Learn about how you can be more consciously aware of, sensitive to, and empathetically responsive to another's pain.
- As I said at the beginning of this course, there are a number of life experiences that are a natural part of our shared human experience. Change, loss, and grief are among them. Be aware and sensitive to the truth that each one of us has a story to tell, a story that would be marked by lots of highs and lots of lows, and one that would include many changes, many losses, and grief, experiences so uniquely personal and universal all at the same time. With others, remember to show up. Show up with your presence, your warmth, your listening ear and your ability to help. For yourself, remember that change and loss are inevitable. We are in this together and you, you are not alone. Moving through and experiencing pain often helps soften and release it. It takes the strength of your vulnerability to experience and express it. And it takes the strength of your vulnerability to ask for help. And it takes the strength of your vulnerability to receive that help. And it takes that same strength of vulnerability to put grief behind you and to choose into leaning more fully into what gives you life. And please, be gentle and compassionate with yourself, as you would with others. As we come to the close for this course, it is only fitting that I end with a quote from Dr. Elisabeth Kubler-Ross, a pioneer in her work with death and dying.
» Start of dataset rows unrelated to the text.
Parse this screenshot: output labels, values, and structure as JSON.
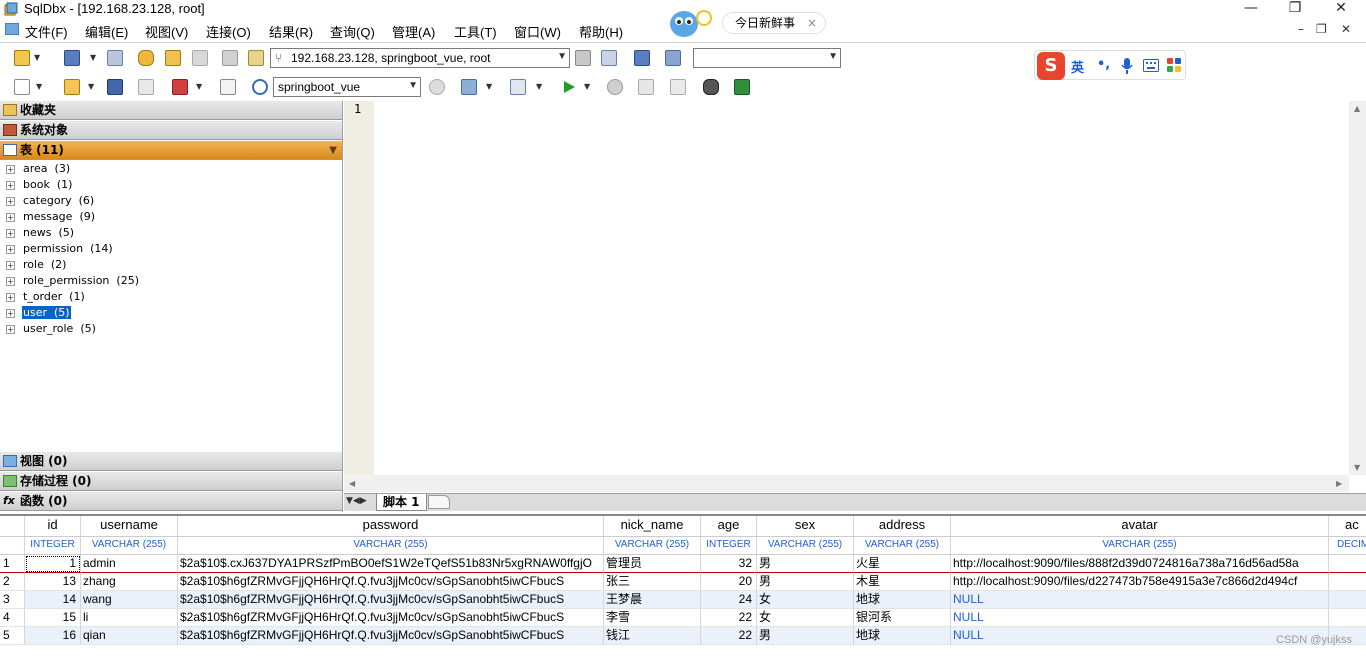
{
  "window": {
    "title": "SqlDbx - [192.168.23.128, root]",
    "controls": {
      "minimize": "—",
      "restore": "❐",
      "close": "✕"
    }
  },
  "menu": [
    {
      "label": "文件(F)"
    },
    {
      "label": "编辑(E)"
    },
    {
      "label": "视图(V)"
    },
    {
      "label": "连接(O)"
    },
    {
      "label": "结果(R)"
    },
    {
      "label": "查询(Q)"
    },
    {
      "label": "管理(A)"
    },
    {
      "label": "工具(T)"
    },
    {
      "label": "窗口(W)"
    },
    {
      "label": "帮助(H)"
    }
  ],
  "notification": {
    "text": "今日新鲜事",
    "close": "×"
  },
  "mdi_controls": {
    "minimize": "–",
    "restore": "❐",
    "close": "✕"
  },
  "toolbar1": {
    "connection": "192.168.23.128, springboot_vue, root",
    "filter": ""
  },
  "toolbar2": {
    "database": "springboot_vue"
  },
  "ime": {
    "logo": "S",
    "lang": "英"
  },
  "left_panel": {
    "favorites": "收藏夹",
    "system_objects": "系统对象",
    "tables_header": "表 (11)",
    "tables": [
      {
        "name": "area",
        "count": "(3)"
      },
      {
        "name": "book",
        "count": "(1)"
      },
      {
        "name": "category",
        "count": "(6)"
      },
      {
        "name": "message",
        "count": "(9)"
      },
      {
        "name": "news",
        "count": "(5)"
      },
      {
        "name": "permission",
        "count": "(14)"
      },
      {
        "name": "role",
        "count": "(2)"
      },
      {
        "name": "role_permission",
        "count": "(25)"
      },
      {
        "name": "t_order",
        "count": "(1)"
      },
      {
        "name": "user",
        "count": "(5)"
      },
      {
        "name": "user_role",
        "count": "(5)"
      }
    ],
    "views_header": "视图 (0)",
    "procs_header": "存储过程 (0)",
    "funcs_header": "函数 (0)"
  },
  "editor": {
    "line_number": "1"
  },
  "tabs": {
    "script_tab": "脚本 1"
  },
  "grid": {
    "columns": [
      {
        "name": "id",
        "type": "INTEGER"
      },
      {
        "name": "username",
        "type": "VARCHAR (255)"
      },
      {
        "name": "password",
        "type": "VARCHAR (255)"
      },
      {
        "name": "nick_name",
        "type": "VARCHAR (255)"
      },
      {
        "name": "age",
        "type": "INTEGER"
      },
      {
        "name": "sex",
        "type": "VARCHAR (255)"
      },
      {
        "name": "address",
        "type": "VARCHAR (255)"
      },
      {
        "name": "avatar",
        "type": "VARCHAR (255)"
      },
      {
        "name": "ac",
        "type": "DECIM"
      }
    ],
    "rows": [
      {
        "n": "1",
        "id": "1",
        "username": "admin",
        "password": "$2a$10$.cxJ637DYA1PRSzfPmBO0efS1W2eTQefS51b83Nr5xgRNAW0ffgjO",
        "nick_name": "管理员",
        "age": "32",
        "sex": "男",
        "address": "火星",
        "avatar": "http://localhost:9090/files/888f2d39d0724816a738a716d56ad58a"
      },
      {
        "n": "2",
        "id": "13",
        "username": "zhang",
        "password": "$2a$10$h6gfZRMvGFjjQH6HrQf.Q.fvu3jjMc0cv/sGpSanobht5iwCFbucS",
        "nick_name": "张三",
        "age": "20",
        "sex": "男",
        "address": "木星",
        "avatar": "http://localhost:9090/files/d227473b758e4915a3e7c866d2d494cf"
      },
      {
        "n": "3",
        "id": "14",
        "username": "wang",
        "password": "$2a$10$h6gfZRMvGFjjQH6HrQf.Q.fvu3jjMc0cv/sGpSanobht5iwCFbucS",
        "nick_name": "王梦晨",
        "age": "24",
        "sex": "女",
        "address": "地球",
        "avatar": "NULL"
      },
      {
        "n": "4",
        "id": "15",
        "username": "li",
        "password": "$2a$10$h6gfZRMvGFjjQH6HrQf.Q.fvu3jjMc0cv/sGpSanobht5iwCFbucS",
        "nick_name": "李雪",
        "age": "22",
        "sex": "女",
        "address": "银河系",
        "avatar": "NULL"
      },
      {
        "n": "5",
        "id": "16",
        "username": "qian",
        "password": "$2a$10$h6gfZRMvGFjjQH6HrQf.Q.fvu3jjMc0cv/sGpSanobht5iwCFbucS",
        "nick_name": "钱江",
        "age": "22",
        "sex": "男",
        "address": "地球",
        "avatar": "NULL"
      }
    ]
  },
  "watermark": "CSDN @yujkss",
  "colors": {
    "accent": "#0a64c8",
    "tables_header": "#e09a2c",
    "null": "#1f5fd0"
  }
}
She said: The most beautiful people we have known are those who have known defeat, known suffering, known struggle, known loss, and have found their way out of the depths. These persons have an appreciation, a sensitivity, and an understanding of life that fills them with compassion, fills them with gentleness and a deep loving concern. Beautiful people do not just happen.
- Understanding difficult feelings
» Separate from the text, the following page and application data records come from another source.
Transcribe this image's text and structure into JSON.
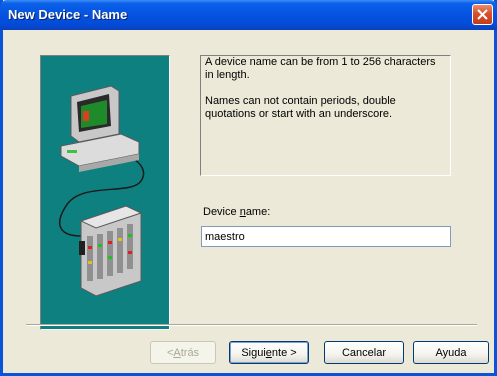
{
  "window": {
    "title": "New Device - Name"
  },
  "info": {
    "line1": "A device name can be from 1 to 256 characters in length.",
    "line2": "Names can not contain periods, double quotations or start with an underscore."
  },
  "field": {
    "label_pre": "Device ",
    "label_accel": "n",
    "label_post": "ame:",
    "value": "maestro"
  },
  "buttons": {
    "back_accel": "A",
    "back_rest": "trás",
    "back_prefix": "< ",
    "next_pre": "Sigui",
    "next_accel": "e",
    "next_post": "nte >",
    "cancel": "Cancelar",
    "help": "Ayuda"
  },
  "icons": {
    "close": "close-icon",
    "illustration": [
      "computer-icon",
      "plc-device-icon"
    ]
  },
  "colors": {
    "title_bar": "#0553e0",
    "dialog_bg": "#ece9d8",
    "illustration_bg": "#0e8080"
  }
}
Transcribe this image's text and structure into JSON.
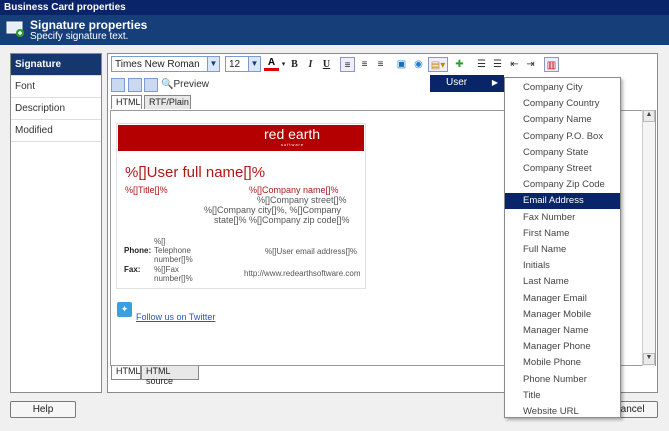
{
  "window": {
    "title": "Business Card properties"
  },
  "header": {
    "title": "Signature properties",
    "subtitle": "Specify signature text."
  },
  "sidebar": {
    "items": [
      {
        "label": "Signature",
        "active": true
      },
      {
        "label": "Font"
      },
      {
        "label": "Description"
      },
      {
        "label": "Modified"
      }
    ]
  },
  "toolbar": {
    "font_family": "Times New Roman",
    "font_size": "12",
    "bold": "B",
    "italic": "I",
    "underline": "U",
    "preview": "Preview"
  },
  "tabs": {
    "top": [
      "HTML",
      "RTF/Plain"
    ],
    "bottom": [
      "HTML",
      "HTML source"
    ]
  },
  "card": {
    "logo": "red earth",
    "logo_sub": "software",
    "name": "%[]User full name[]%",
    "title": "%[]Title[]%",
    "company_name": "%[]Company name[]%",
    "company_street": "%[]Company street[]%",
    "company_city_line": "%[]Company city[]%, %[]Company",
    "company_state_line": "state[]% %[]Company zip code[]%",
    "phone_label": "Phone:",
    "phone_value_1": "%[]",
    "phone_value_2": "Telephone",
    "phone_value_3": "number[]%",
    "fax_label": "Fax:",
    "fax_value_1": "%[]Fax",
    "fax_value_2": "number[]%",
    "email": "%[]User email address[]%",
    "website": "http://www.redearthsoftware.com",
    "twitter_text": "Follow us on Twitter"
  },
  "menu": {
    "label": "User"
  },
  "submenu": {
    "items": [
      "Company City",
      "Company Country",
      "Company Name",
      "Company P.O. Box",
      "Company State",
      "Company Street",
      "Company Zip Code",
      "Email Address",
      "Fax Number",
      "First Name",
      "Full Name",
      "Initials",
      "Last Name",
      "Manager Email",
      "Manager Mobile",
      "Manager Name",
      "Manager Phone",
      "Mobile Phone",
      "Phone Number",
      "Title",
      "Website URL"
    ],
    "highlighted": "Email Address"
  },
  "buttons": {
    "help": "Help",
    "cancel": "Cancel"
  },
  "colors": {
    "brand": "#b40000",
    "header": "#163f7a",
    "selection": "#0a246a"
  }
}
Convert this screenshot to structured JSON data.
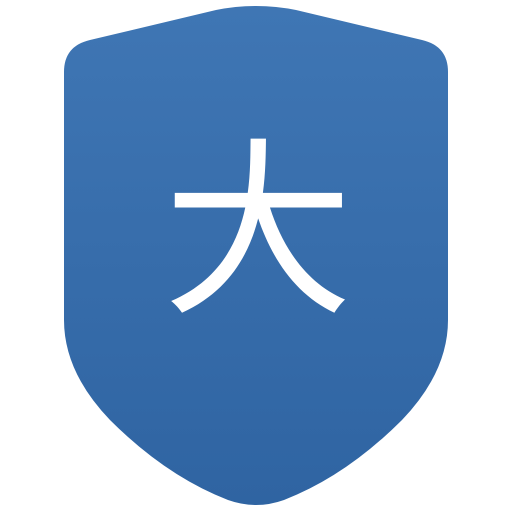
{
  "badge": {
    "glyph": "大",
    "colors": {
      "shield_top": "#3F76B4",
      "shield_bottom": "#2F64A2",
      "glyph": "#FFFFFF",
      "background": "#FFFFFF"
    }
  }
}
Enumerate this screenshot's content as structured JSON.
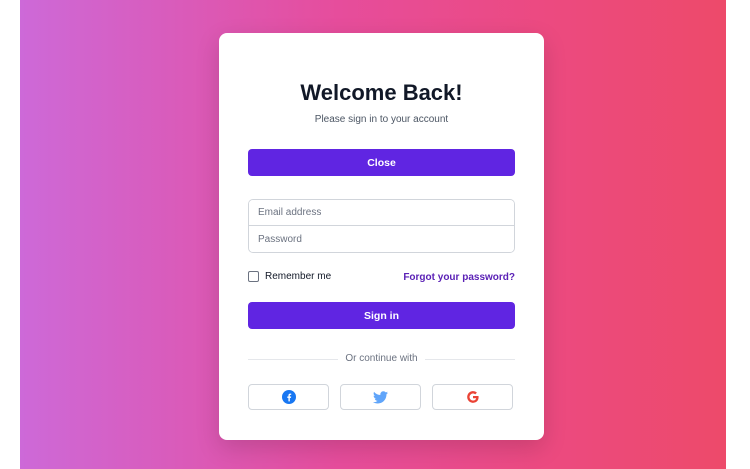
{
  "login": {
    "title": "Welcome Back!",
    "subtitle": "Please sign in to your account",
    "close_label": "Close",
    "email_placeholder": "Email address",
    "password_placeholder": "Password",
    "remember_label": "Remember me",
    "forgot_label": "Forgot your password?",
    "signin_label": "Sign in",
    "divider_label": "Or continue with",
    "social": [
      {
        "icon": "facebook-icon",
        "color": "#1877f2"
      },
      {
        "icon": "twitter-icon",
        "color": "#60a5fa"
      },
      {
        "icon": "google-icon",
        "color": "#ea4335"
      }
    ]
  },
  "colors": {
    "accent": "#6025e2",
    "gradient_start": "#cd69d8",
    "gradient_end": "#ed4a6a",
    "link": "#5b21b6"
  }
}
- Defining grief
- Dealing with loss and change
- Supporting grieving colleagues
- Returning to work